Task description:
Select the lines of the records containing the word "least" and list them.

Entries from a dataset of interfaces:
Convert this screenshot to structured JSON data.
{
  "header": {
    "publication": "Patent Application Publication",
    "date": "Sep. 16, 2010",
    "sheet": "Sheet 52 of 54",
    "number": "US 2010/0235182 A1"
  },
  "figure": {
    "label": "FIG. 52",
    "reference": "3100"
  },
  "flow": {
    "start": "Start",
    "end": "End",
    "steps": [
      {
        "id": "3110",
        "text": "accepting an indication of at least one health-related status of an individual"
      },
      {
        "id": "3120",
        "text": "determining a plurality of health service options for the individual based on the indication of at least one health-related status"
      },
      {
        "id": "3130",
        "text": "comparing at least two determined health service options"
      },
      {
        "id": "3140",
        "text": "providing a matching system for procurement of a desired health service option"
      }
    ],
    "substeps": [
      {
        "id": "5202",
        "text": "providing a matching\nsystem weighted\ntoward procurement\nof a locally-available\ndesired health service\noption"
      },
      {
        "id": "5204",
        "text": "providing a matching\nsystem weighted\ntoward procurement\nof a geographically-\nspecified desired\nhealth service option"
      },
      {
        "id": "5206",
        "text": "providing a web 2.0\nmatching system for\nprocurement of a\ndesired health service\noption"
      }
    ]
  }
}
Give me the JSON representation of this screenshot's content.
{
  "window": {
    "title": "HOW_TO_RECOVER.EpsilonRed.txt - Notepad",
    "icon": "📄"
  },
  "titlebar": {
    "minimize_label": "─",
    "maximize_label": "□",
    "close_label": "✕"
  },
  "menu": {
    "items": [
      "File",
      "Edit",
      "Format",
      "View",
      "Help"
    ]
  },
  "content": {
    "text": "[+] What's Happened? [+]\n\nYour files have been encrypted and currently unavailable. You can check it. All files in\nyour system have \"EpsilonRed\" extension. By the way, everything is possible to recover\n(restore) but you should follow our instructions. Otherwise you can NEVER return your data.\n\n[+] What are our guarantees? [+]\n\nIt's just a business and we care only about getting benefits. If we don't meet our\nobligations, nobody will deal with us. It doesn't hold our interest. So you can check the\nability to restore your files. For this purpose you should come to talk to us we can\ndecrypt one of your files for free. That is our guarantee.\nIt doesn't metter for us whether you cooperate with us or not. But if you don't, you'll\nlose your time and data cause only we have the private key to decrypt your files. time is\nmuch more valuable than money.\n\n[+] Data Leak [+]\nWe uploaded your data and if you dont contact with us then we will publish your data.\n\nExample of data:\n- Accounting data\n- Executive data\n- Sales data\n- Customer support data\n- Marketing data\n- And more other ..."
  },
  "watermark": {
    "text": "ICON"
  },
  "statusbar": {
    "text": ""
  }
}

Answer below:
        "text": "accepting an indication of at least one health-related status of an individual"
        "text": "determining a plurality of health service options for the individual based on the indication of at least one health-related status"
        "text": "comparing at least two determined health service options"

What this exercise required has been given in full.